(Information supplied begins)
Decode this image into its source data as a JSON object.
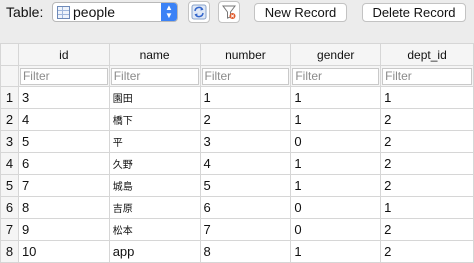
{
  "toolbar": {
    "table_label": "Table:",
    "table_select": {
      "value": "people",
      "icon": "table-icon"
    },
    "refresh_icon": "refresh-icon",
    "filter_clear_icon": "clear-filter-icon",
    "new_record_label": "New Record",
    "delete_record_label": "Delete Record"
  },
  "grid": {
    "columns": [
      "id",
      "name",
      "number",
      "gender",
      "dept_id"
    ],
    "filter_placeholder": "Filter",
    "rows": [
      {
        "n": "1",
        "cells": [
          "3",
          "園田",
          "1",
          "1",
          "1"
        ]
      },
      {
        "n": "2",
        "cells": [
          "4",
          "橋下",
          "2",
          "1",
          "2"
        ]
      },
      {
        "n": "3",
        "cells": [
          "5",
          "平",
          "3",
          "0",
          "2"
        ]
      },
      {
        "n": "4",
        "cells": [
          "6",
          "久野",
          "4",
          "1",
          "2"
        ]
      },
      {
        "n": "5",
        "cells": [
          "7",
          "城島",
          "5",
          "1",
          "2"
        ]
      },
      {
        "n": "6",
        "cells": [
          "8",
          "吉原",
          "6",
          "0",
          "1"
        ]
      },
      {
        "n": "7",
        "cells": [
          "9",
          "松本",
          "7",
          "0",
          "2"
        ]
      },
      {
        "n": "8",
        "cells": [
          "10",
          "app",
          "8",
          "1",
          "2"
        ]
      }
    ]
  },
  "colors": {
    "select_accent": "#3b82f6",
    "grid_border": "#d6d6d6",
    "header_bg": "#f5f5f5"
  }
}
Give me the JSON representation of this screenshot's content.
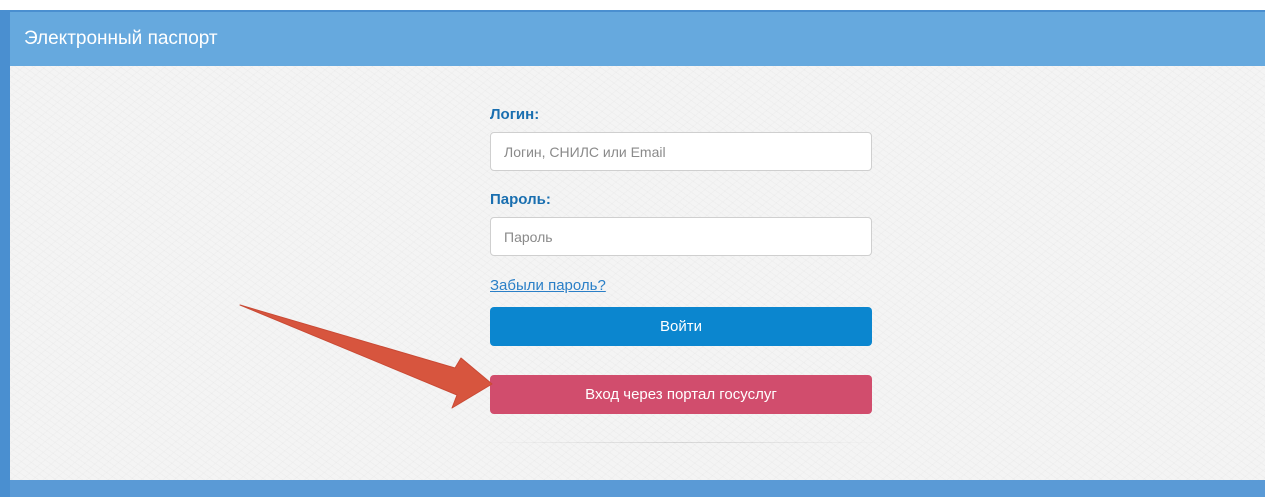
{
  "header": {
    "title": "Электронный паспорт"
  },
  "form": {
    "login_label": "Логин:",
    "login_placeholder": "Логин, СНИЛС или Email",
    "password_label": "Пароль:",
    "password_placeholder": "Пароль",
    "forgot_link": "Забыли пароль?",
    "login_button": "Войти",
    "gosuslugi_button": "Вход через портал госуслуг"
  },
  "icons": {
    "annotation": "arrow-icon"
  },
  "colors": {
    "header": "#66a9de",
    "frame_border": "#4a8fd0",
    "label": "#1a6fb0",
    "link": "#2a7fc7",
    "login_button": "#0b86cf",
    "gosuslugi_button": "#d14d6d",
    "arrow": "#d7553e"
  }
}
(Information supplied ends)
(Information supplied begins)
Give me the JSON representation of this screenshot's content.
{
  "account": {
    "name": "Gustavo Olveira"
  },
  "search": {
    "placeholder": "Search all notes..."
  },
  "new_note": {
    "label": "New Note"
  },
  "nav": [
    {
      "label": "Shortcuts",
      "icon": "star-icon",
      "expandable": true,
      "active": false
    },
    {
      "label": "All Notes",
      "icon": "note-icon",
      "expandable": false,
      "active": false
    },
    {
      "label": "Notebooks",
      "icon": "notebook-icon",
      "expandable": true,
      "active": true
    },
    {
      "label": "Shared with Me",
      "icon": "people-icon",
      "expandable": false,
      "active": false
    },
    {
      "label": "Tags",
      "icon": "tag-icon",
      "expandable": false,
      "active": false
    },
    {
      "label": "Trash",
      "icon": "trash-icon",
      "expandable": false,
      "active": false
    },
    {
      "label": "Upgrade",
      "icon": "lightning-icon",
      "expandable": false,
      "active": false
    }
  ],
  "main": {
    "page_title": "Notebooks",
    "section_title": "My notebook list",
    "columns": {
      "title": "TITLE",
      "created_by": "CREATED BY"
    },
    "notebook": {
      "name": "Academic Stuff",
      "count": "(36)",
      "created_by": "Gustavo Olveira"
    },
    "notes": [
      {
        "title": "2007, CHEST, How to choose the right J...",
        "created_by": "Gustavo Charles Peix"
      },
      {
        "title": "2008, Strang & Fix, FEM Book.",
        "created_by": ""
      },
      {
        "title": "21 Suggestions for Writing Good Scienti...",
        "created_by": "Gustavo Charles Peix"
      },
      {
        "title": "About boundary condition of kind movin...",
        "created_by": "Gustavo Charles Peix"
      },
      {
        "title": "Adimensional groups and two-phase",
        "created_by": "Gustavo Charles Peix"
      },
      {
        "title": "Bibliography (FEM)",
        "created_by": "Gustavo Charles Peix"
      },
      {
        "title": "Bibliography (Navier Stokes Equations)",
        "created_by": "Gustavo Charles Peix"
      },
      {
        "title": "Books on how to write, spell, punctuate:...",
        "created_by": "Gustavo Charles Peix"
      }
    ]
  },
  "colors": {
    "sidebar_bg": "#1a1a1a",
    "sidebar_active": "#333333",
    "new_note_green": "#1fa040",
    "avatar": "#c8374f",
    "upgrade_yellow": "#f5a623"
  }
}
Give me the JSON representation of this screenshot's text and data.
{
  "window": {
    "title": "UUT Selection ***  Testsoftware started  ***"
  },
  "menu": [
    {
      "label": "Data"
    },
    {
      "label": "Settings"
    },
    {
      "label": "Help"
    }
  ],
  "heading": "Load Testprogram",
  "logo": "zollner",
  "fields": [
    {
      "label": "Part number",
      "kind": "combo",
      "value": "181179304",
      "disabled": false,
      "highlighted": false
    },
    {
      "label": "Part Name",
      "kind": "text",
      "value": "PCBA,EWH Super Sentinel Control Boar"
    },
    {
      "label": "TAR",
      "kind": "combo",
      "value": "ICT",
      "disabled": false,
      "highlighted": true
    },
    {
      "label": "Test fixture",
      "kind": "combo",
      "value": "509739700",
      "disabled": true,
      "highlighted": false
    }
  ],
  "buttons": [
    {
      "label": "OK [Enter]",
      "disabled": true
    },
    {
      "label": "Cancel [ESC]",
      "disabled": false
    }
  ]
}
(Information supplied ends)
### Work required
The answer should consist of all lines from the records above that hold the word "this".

### Task output
Decode this image into its source data as a JSON object.
Give me the JSON representation of this screenshot's content.
Give me the JSON representation of this screenshot's content.
Give me the JSON representation of this screenshot's text and data.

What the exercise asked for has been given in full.